America’s Carrier Fleet Cited as Vulnerable
On a regular basis, I offer proposals for aircraft carrier alternatives, for platforms I think can do the naval air mission equally well if not better than large fixed wing decks. These alternatives are for the most part less costly, simpler to deploy, and carry the three principle weapons here, all available now, in varying degrees of maturity:
- V/STOL aircraft, since the 1970s.
- Tomahawk cruise missiles, since the 1980s.
- Unmanned combat air vehicles, since the 1990s.
In a profound article appearing in Proceedings Magazine, Commander John Patch questions The Carrier Invulnerability Myth and writes the principle debate should not be cost or whether they are even needed in an age of low tech warfare. The primary cause for rethinking our dependence on large decks should be their vulnerability to a host of threats. Before we get into the article, here are the top 3 foes of the carrier, in my own opinion, most of which have been with us for some time:
- Nuclear powered attack submarines since the 1950s
- Sub and supersonic cruise missiles since 1960s
- Anti-ship ballistic missiles by 2010?
Also not unthinkable, as stated in the post, are other less ominous but equally destructive possibilities such as a suicide bomber infiltrating the ethnically diverse carrier crew. It makes so much sense that terrorists thrive in the crowded population, and there are few vessels so well crowded as a 5000+ crew flattop.
From Commander Patch’s article, here is a list of “where” they might be vulnerable:
- Mass media, satellite communication, and the Internet can provide location and disposition of U.S. carriers when they are near shipping lanes or coastal waters; carrier presence is obvious well before the silhouette appears on the horizon.

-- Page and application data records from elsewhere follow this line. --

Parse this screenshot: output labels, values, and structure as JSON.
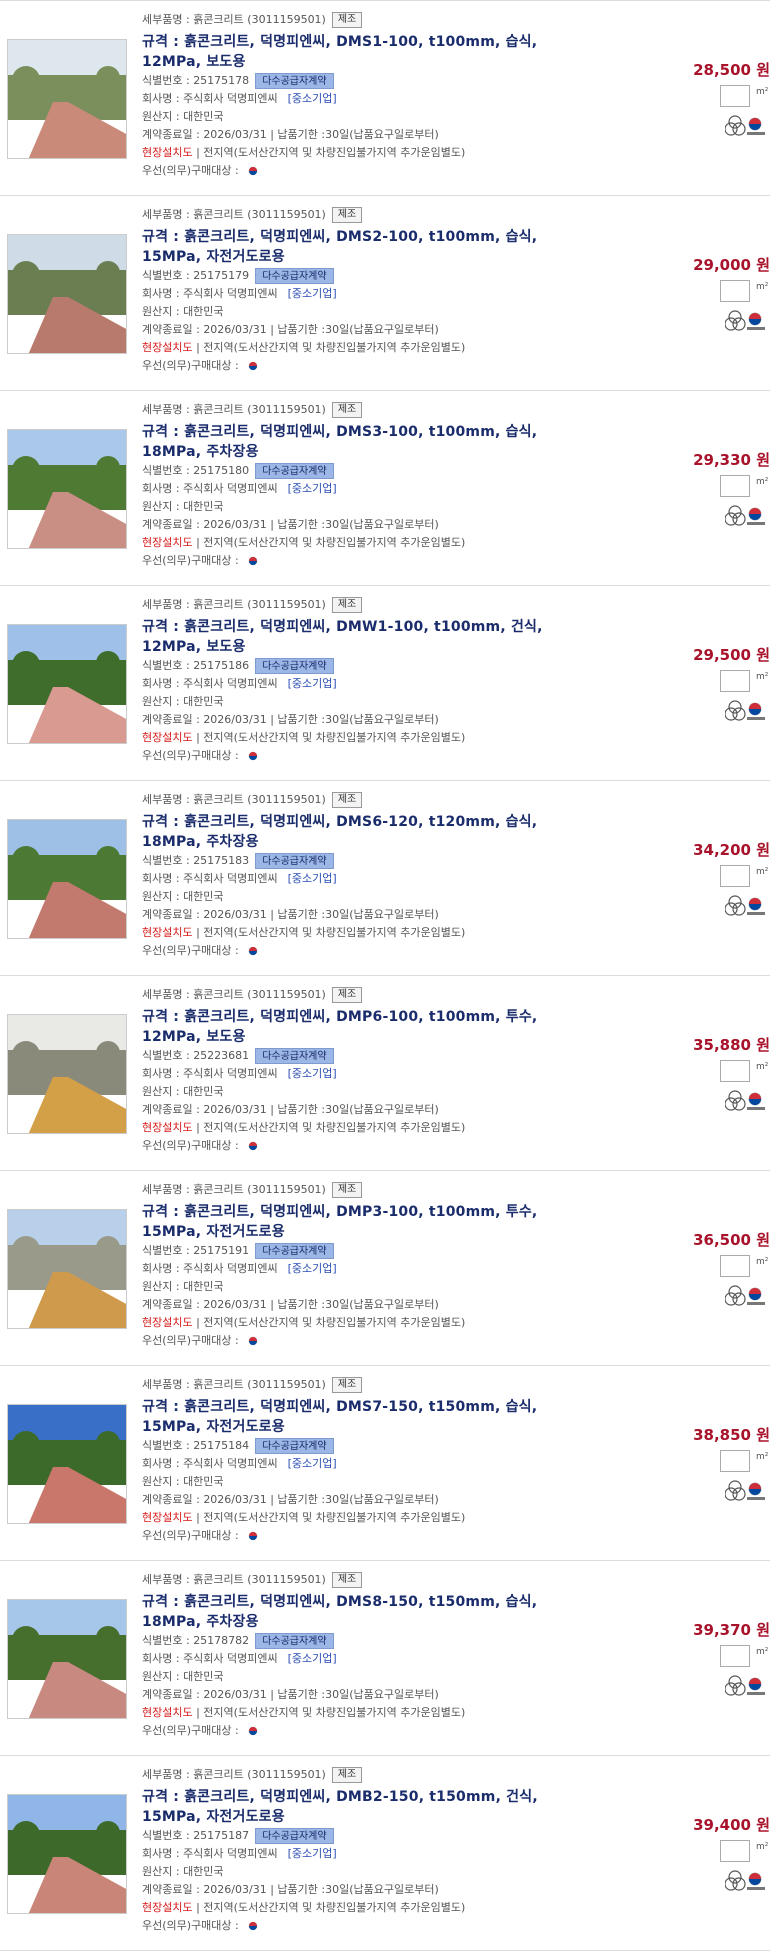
{
  "labels": {
    "detail_prefix": "세부품명 : ",
    "id_prefix": "식별번호 : ",
    "company_prefix": "회사명 : ",
    "origin_prefix": "원산지 : ",
    "contract_prefix": "계약종료일 : ",
    "site_install": "현장설치도",
    "priority_purchase": "우선(의무)구매대상 : ",
    "multi_supplier": "다수공급자계약",
    "manufacture": "제조",
    "unit": "m²"
  },
  "products": [
    {
      "detail": "흙콘크리트 (3011159501)",
      "title_line1": "규격 : 흙콘크리트, 덕명피엔씨, DMS1-100, t100mm, 습식,",
      "title_line2": "12MPa, 보도용",
      "id": "25175178",
      "company": "주식회사 덕명피엔씨",
      "sme": "[중소기업]",
      "origin": "대한민국",
      "contract": "2026/03/31 | 납품기한 :30일(납품요구일로부터)",
      "site": " | 전지역(도서산간지역 및 차량진입불가지역 추가운임별도)",
      "price": "28,500 원"
    },
    {
      "detail": "흙콘크리트 (3011159501)",
      "title_line1": "규격 : 흙콘크리트, 덕명피엔씨, DMS2-100, t100mm, 습식,",
      "title_line2": "15MPa, 자전거도로용",
      "id": "25175179",
      "company": "주식회사 덕명피엔씨",
      "sme": "[중소기업]",
      "origin": "대한민국",
      "contract": "2026/03/31 | 납품기한 :30일(납품요구일로부터)",
      "site": " | 전지역(도서산간지역 및 차량진입불가지역 추가운임별도)",
      "price": "29,000 원"
    },
    {
      "detail": "흙콘크리트 (3011159501)",
      "title_line1": "규격 : 흙콘크리트, 덕명피엔씨, DMS3-100, t100mm, 습식,",
      "title_line2": "18MPa, 주차장용",
      "id": "25175180",
      "company": "주식회사 덕명피엔씨",
      "sme": "[중소기업]",
      "origin": "대한민국",
      "contract": "2026/03/31 | 납품기한 :30일(납품요구일로부터)",
      "site": " | 전지역(도서산간지역 및 차량진입불가지역 추가운임별도)",
      "price": "29,330 원"
    },
    {
      "detail": "흙콘크리트 (3011159501)",
      "title_line1": "규격 : 흙콘크리트, 덕명피엔씨, DMW1-100, t100mm, 건식,",
      "title_line2": "12MPa, 보도용",
      "id": "25175186",
      "company": "주식회사 덕명피엔씨",
      "sme": "[중소기업]",
      "origin": "대한민국",
      "contract": "2026/03/31 | 납품기한 :30일(납품요구일로부터)",
      "site": " | 전지역(도서산간지역 및 차량진입불가지역 추가운임별도)",
      "price": "29,500 원"
    },
    {
      "detail": "흙콘크리트 (3011159501)",
      "title_line1": "규격 : 흙콘크리트, 덕명피엔씨, DMS6-120, t120mm, 습식,",
      "title_line2": "18MPa, 주차장용",
      "id": "25175183",
      "company": "주식회사 덕명피엔씨",
      "sme": "[중소기업]",
      "origin": "대한민국",
      "contract": "2026/03/31 | 납품기한 :30일(납품요구일로부터)",
      "site": " | 전지역(도서산간지역 및 차량진입불가지역 추가운임별도)",
      "price": "34,200 원"
    },
    {
      "detail": "흙콘크리트 (3011159501)",
      "title_line1": "규격 : 흙콘크리트, 덕명피엔씨, DMP6-100, t100mm, 투수,",
      "title_line2": "12MPa, 보도용",
      "id": "25223681",
      "company": "주식회사 덕명피엔씨",
      "sme": "[중소기업]",
      "origin": "대한민국",
      "contract": "2026/03/31 | 납품기한 :30일(납품요구일로부터)",
      "site": " | 전지역(도서산간지역 및 차량진입불가지역 추가운임별도)",
      "price": "35,880 원"
    },
    {
      "detail": "흙콘크리트 (3011159501)",
      "title_line1": "규격 : 흙콘크리트, 덕명피엔씨, DMP3-100, t100mm, 투수,",
      "title_line2": "15MPa, 자전거도로용",
      "id": "25175191",
      "company": "주식회사 덕명피엔씨",
      "sme": "[중소기업]",
      "origin": "대한민국",
      "contract": "2026/03/31 | 납품기한 :30일(납품요구일로부터)",
      "site": " | 전지역(도서산간지역 및 차량진입불가지역 추가운임별도)",
      "price": "36,500 원"
    },
    {
      "detail": "흙콘크리트 (3011159501)",
      "title_line1": "규격 : 흙콘크리트, 덕명피엔씨, DMS7-150, t150mm, 습식,",
      "title_line2": "15MPa, 자전거도로용",
      "id": "25175184",
      "company": "주식회사 덕명피엔씨",
      "sme": "[중소기업]",
      "origin": "대한민국",
      "contract": "2026/03/31 | 납품기한 :30일(납품요구일로부터)",
      "site": " | 전지역(도서산간지역 및 차량진입불가지역 추가운임별도)",
      "price": "38,850 원"
    },
    {
      "detail": "흙콘크리트 (3011159501)",
      "title_line1": "규격 : 흙콘크리트, 덕명피엔씨, DMS8-150, t150mm, 습식,",
      "title_line2": "18MPa, 주차장용",
      "id": "25178782",
      "company": "주식회사 덕명피엔씨",
      "sme": "[중소기업]",
      "origin": "대한민국",
      "contract": "2026/03/31 | 납품기한 :30일(납품요구일로부터)",
      "site": " | 전지역(도서산간지역 및 차량진입불가지역 추가운임별도)",
      "price": "39,370 원"
    },
    {
      "detail": "흙콘크리트 (3011159501)",
      "title_line1": "규격 : 흙콘크리트, 덕명피엔씨, DMB2-150, t150mm, 건식,",
      "title_line2": "15MPa, 자전거도로용",
      "id": "25175187",
      "company": "주식회사 덕명피엔씨",
      "sme": "[중소기업]",
      "origin": "대한민국",
      "contract": "2026/03/31 | 납품기한 :30일(납품요구일로부터)",
      "site": " | 전지역(도서산간지역 및 차량진입불가지역 추가운임별도)",
      "price": "39,400 원"
    }
  ],
  "thumb_colors": [
    {
      "sky": "#dfe7ee",
      "green": "#7a8f5c",
      "ground": "#c98a7a"
    },
    {
      "sky": "#cfdbe6",
      "green": "#6b7e52",
      "ground": "#b97a6e"
    },
    {
      "sky": "#a9c8ea",
      "green": "#4f7a33",
      "ground": "#c98f84"
    },
    {
      "sky": "#9fc0e8",
      "green": "#3f6d2b",
      "ground": "#d99a92"
    },
    {
      "sky": "#9ebfe6",
      "green": "#4c7a34",
      "ground": "#c27a6e"
    },
    {
      "sky": "#e9e9e6",
      "green": "#8a8a7a",
      "ground": "#d3a047"
    },
    {
      "sky": "#b9d0ea",
      "green": "#9a9a8a",
      "ground": "#cf9a4c"
    },
    {
      "sky": "#3a6fc8",
      "green": "#3c6a2a",
      "ground": "#c9776a"
    },
    {
      "sky": "#a6c6ea",
      "green": "#466f2e",
      "ground": "#c88a80"
    },
    {
      "sky": "#8fb6e6",
      "green": "#3d6a2a",
      "ground": "#c98578"
    }
  ]
}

- Carriers not supporting a conflict requiring continuous air wing operations will not be operating at higher speeds, especially at night.
- Fast, low profile, open-ocean craft are widely available.

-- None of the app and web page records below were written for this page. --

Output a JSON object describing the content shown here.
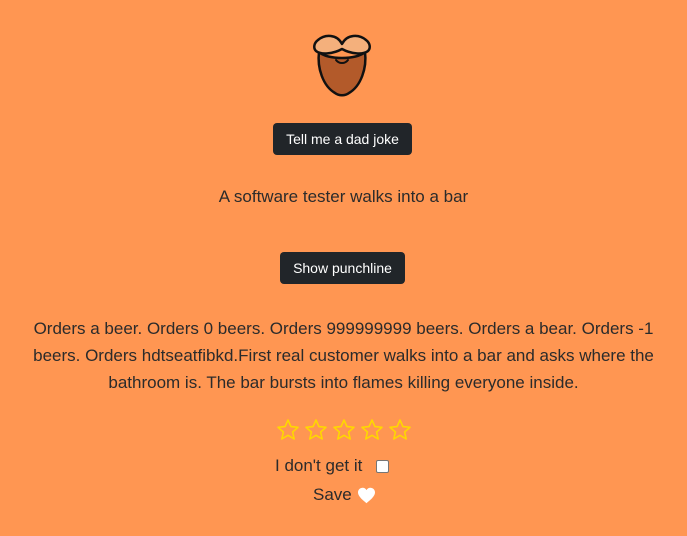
{
  "header": {
    "logo_icon": "beard-mustache-icon"
  },
  "joke": {
    "button_label": "Tell me a dad joke",
    "setup": "A software tester walks into a bar",
    "punchline_button_label": "Show punchline",
    "punchline": "Orders a beer. Orders 0 beers. Orders 999999999 beers. Orders a bear. Orders -1 beers. Orders hdtseatfibkd.First real customer walks into a bar and asks where the bathroom is. The bar bursts into flames killing everyone inside."
  },
  "rating": {
    "max_stars": 5,
    "value": 0,
    "star_icon": "star-outline-icon",
    "star_color": "#ffd700"
  },
  "feedback": {
    "dont_get_it_label": "I don't get it",
    "dont_get_it_checked": false,
    "save_label": "Save",
    "save_icon": "heart-icon",
    "heart_color": "#ffffff"
  },
  "theme": {
    "background": "#ff9652",
    "button_bg": "#212529",
    "button_text": "#ffffff"
  }
}
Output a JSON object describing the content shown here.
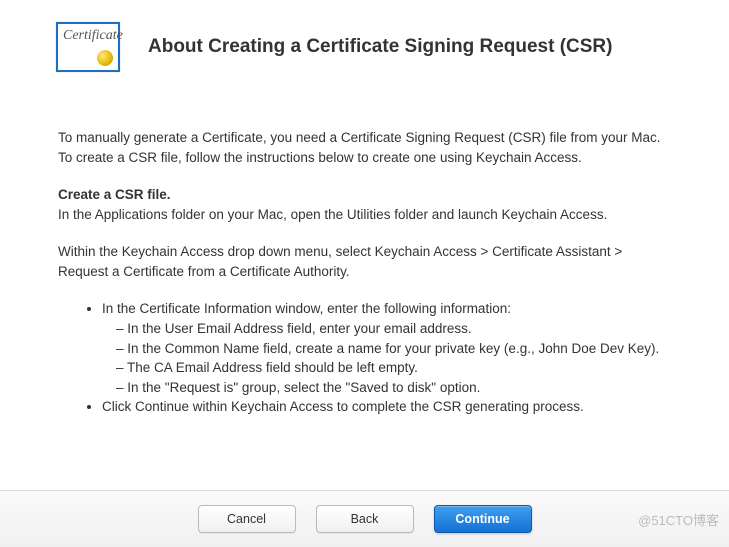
{
  "icon": {
    "label": "Certificate"
  },
  "title": "About Creating a Certificate Signing Request (CSR)",
  "intro": "To manually generate a Certificate, you need a Certificate Signing Request (CSR) file from your Mac. To create a CSR file, follow the instructions below to create one using Keychain Access.",
  "section_heading": "Create a CSR file.",
  "step1": "In the Applications folder on your Mac, open the Utilities folder and launch Keychain Access.",
  "step2": "Within the Keychain Access drop down menu, select Keychain Access > Certificate Assistant > Request a Certificate from a Certificate Authority.",
  "bullets": {
    "b1": "In the Certificate Information window, enter the following information:",
    "sub": {
      "s1": "In the User Email Address field, enter your email address.",
      "s2": "In the Common Name field, create a name for your private key (e.g., John Doe Dev Key).",
      "s3": "The CA Email Address field should be left empty.",
      "s4": "In the \"Request is\" group, select the \"Saved to disk\" option."
    },
    "b2": "Click Continue within Keychain Access to complete the CSR generating process."
  },
  "buttons": {
    "cancel": "Cancel",
    "back": "Back",
    "continue": "Continue"
  },
  "watermark": "@51CTO博客"
}
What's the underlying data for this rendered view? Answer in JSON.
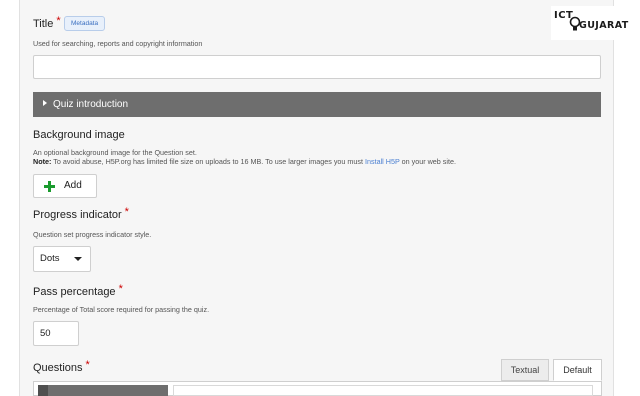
{
  "title_field": {
    "label": "Title",
    "required_mark": "*",
    "metadata_button": "Metadata",
    "description": "Used for searching, reports and copyright information",
    "value": ""
  },
  "quiz_intro": {
    "label": "Quiz introduction"
  },
  "background_image": {
    "label": "Background image",
    "description": "An optional background image for the Question set.",
    "note_label": "Note:",
    "note_text": " To avoid abuse, H5P.org has limited file size on uploads to 16 MB. To use larger images you must ",
    "note_link": "Install H5P",
    "note_end": " on your web site.",
    "add_button": "Add"
  },
  "progress_indicator": {
    "label": "Progress indicator",
    "required_mark": "*",
    "description": "Question set progress indicator style.",
    "selected": "Dots"
  },
  "pass_percentage": {
    "label": "Pass percentage",
    "required_mark": "*",
    "description": "Percentage of Total score required for passing the quiz.",
    "value": "50"
  },
  "questions": {
    "label": "Questions",
    "required_mark": "*",
    "tabs": [
      "Textual",
      "Default"
    ],
    "active_tab": "Default"
  },
  "logo": {
    "ict": "ICT",
    "gujarat": "GUJARAT"
  },
  "colors": {
    "accordion": "#6e6e6e",
    "required": "#cc0000",
    "link": "#4a7fd1",
    "add_icon": "#1a9b2e"
  }
}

- Armored hangar bay doors are useless when open, typical to lower conditions of readiness.
- Carrier crew size and diversity would likely allow unfettered access to clandestine infiltrators of almost any ethnicity.
- While nuclear power provides virtually unlimited steaming, carriers remain dependent on forward staging areas and supply ships for food, aviation fuel, and stores.
- The insatiable appetite for information afloat is satisfied by way of precious, uninterrupted bandwidth flowing through multiple nodes with varying vulnerabilities.
Why we harp mainly on cost and alternatives, unless an article by someone else like this comes along, is the fact that we know the admirals and their supporters won’t be convinced by potential threats. The cult of the carrier, like the older cult of the battleship, is deeply ingrained not only in the military mind but in the public’s, and they won’t be convinced these floating monuments to American shipbuilding expertise are at risk until they see the ships themselves with smoke billowing from their capacious decks, vanishing beneath the waves with untold multitudes of their crew. It is a sad state of affairs. Here is more pondering the unthinkable:
- A carrier operating with only a single escort on an OEF no-fly day, far separated from other strike group warships, is approached by a small team of highly trained, well-armed saboteurs in a low-profile, fast boat at night in international waters. They gain access via a lowered elevator when the ship is in low readiness conditions for a quick surprise attack with satchel charges in the hangar and flight decks to destroy most carrier air wing aircraft before the ship musters a response.
- An adversary state about to seize several small islands in the Persian Gulf directs a small team of special forces to commandeer a large container ship, which veers into the path of a CVN exiting the southern Suez Canal in a restricted waterway. The resultant collision and carrier grounding causes enough damage to limit the carrier to ten knots, preventing most fixed-wing flight operations indefinitely.
- An extremist group targeted by carrier air wing operations identifies the less protected fleet auxiliaries providing carrier strike group logistics in a forward theater and targets them simultaneously with waterborne improvised explosive devices. Critical fuel, food, and stores shortages severely limit air wing operations for a period of weeks.
Ultimately, as with the battleships, it will be cost that will sink the carriers. This reminds of those who still argued for the continued relevence of the all-gun superships, after Taranto, after Pearl Harbor, after the loss of Prince of Wales and Repulse, after Samar Island. Remarkably the cash-strapped Royal Navy even prepared new plans with the battleships as the core of the fleet as late as 1944, until this poor idea was vetoed by Prime Minister Churchill.